** Exercise requirements **
Your response should reproduce every line of the entries that contains the word "PANAMÁ".

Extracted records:
----

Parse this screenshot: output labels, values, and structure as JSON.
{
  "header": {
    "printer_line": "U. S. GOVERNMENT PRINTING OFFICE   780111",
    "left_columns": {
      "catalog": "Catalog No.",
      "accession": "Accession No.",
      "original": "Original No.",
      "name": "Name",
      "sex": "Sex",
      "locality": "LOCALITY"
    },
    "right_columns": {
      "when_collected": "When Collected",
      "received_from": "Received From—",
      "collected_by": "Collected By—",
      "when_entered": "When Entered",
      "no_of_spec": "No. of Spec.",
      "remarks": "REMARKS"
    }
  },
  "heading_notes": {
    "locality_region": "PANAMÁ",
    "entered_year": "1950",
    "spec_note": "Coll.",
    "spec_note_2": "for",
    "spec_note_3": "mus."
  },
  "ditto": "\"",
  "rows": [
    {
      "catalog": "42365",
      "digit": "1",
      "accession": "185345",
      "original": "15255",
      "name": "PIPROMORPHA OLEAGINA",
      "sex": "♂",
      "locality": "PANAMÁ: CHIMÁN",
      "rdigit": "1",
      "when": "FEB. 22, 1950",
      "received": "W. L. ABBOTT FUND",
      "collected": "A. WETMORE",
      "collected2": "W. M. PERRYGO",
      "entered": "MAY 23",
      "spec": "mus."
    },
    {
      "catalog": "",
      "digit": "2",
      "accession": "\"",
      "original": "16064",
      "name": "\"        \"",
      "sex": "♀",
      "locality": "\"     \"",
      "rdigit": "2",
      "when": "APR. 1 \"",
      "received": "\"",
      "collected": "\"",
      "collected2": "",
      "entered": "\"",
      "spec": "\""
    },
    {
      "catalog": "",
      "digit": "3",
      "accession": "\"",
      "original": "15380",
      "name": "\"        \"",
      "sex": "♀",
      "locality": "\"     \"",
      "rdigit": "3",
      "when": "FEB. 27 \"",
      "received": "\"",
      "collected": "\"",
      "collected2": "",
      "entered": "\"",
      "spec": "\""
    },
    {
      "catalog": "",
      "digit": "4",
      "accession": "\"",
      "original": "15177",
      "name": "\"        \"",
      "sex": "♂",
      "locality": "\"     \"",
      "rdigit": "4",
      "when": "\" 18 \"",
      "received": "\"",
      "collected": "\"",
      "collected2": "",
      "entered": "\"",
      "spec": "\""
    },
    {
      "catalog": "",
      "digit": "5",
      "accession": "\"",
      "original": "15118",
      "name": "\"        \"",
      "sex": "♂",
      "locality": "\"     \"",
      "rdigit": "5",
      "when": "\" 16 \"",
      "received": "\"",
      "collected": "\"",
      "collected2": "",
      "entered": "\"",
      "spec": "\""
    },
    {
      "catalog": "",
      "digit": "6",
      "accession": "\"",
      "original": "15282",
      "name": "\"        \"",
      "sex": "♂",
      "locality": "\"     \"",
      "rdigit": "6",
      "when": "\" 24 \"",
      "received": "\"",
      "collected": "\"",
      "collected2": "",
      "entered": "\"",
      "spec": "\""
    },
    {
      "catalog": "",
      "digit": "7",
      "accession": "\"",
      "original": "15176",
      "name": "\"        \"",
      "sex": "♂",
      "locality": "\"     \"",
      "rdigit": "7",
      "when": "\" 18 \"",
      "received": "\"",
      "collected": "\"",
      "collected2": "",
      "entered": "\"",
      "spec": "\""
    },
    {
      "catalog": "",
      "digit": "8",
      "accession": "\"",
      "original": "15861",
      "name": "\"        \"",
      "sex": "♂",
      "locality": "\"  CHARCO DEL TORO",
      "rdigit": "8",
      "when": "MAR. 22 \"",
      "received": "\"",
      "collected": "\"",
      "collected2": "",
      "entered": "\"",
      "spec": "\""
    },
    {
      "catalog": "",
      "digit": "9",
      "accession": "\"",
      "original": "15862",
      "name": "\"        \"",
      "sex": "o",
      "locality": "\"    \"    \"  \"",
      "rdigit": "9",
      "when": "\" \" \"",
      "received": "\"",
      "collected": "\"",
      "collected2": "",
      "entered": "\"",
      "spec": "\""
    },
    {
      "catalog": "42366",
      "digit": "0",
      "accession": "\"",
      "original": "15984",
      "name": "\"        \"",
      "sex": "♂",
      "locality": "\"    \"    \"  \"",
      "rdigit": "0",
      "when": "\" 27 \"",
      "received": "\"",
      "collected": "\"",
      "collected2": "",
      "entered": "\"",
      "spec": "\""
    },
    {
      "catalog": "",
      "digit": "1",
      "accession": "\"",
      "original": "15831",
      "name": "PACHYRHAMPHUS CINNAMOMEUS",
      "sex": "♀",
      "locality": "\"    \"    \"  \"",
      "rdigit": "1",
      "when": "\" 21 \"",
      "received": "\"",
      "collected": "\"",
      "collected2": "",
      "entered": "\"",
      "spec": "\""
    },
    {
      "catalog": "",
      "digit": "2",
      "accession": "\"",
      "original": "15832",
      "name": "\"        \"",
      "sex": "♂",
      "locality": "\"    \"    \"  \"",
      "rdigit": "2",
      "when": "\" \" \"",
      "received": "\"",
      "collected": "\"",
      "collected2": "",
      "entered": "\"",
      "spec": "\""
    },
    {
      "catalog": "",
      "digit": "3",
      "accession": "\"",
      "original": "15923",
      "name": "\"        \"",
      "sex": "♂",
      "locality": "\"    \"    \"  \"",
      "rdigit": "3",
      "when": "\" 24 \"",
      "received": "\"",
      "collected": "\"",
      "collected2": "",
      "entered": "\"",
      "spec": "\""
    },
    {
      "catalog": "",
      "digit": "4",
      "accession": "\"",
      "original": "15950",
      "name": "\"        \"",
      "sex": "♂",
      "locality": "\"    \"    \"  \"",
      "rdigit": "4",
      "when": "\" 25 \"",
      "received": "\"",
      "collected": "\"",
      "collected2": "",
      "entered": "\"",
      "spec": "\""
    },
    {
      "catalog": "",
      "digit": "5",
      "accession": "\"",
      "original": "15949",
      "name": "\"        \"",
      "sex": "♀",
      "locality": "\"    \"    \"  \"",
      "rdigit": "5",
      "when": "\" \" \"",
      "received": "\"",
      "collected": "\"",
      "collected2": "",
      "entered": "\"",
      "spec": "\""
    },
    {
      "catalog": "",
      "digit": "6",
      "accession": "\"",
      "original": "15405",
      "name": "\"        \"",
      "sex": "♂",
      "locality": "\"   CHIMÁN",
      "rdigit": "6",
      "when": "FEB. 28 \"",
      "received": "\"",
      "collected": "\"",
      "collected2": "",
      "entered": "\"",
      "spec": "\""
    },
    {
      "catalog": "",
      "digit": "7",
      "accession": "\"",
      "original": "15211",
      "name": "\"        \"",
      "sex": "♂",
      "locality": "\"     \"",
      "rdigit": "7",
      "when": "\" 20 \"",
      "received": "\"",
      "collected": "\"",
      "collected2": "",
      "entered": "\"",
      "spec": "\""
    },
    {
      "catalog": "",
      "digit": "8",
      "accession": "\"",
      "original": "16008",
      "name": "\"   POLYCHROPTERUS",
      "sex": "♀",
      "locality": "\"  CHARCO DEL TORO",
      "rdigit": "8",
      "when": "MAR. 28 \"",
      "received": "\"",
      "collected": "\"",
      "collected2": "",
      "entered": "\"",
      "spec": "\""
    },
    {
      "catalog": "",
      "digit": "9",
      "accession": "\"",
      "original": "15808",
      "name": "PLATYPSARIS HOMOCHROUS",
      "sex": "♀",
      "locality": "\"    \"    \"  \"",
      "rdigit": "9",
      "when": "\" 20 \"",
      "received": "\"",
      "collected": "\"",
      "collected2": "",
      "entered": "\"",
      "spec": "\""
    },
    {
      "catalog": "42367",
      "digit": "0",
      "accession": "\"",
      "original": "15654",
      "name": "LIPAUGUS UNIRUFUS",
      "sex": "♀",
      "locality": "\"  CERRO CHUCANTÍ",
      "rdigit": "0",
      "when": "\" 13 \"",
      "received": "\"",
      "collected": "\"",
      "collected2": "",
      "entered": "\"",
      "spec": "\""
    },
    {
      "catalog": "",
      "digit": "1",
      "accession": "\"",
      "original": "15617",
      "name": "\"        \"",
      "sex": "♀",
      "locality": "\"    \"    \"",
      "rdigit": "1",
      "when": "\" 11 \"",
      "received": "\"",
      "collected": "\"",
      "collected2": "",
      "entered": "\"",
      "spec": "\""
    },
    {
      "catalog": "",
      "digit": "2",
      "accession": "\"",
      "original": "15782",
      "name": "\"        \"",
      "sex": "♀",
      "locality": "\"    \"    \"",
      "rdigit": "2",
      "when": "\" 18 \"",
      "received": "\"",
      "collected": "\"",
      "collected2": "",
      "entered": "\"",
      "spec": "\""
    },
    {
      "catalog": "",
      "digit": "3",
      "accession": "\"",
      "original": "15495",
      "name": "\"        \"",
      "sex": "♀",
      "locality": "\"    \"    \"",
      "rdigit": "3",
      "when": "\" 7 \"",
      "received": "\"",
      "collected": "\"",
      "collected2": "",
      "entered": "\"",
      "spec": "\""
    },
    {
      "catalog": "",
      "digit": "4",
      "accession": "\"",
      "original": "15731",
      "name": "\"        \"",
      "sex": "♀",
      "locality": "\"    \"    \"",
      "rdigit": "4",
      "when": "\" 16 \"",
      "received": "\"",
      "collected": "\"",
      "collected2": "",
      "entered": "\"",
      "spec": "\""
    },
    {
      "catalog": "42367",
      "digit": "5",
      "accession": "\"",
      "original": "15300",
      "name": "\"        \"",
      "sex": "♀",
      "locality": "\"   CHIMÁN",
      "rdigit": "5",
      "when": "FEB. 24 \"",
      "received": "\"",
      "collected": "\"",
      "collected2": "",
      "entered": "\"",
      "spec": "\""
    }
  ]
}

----

** Finished exercise **
    "locality_region": "PANAMÁ",
      "locality": "PANAMÁ: CHIMÁN",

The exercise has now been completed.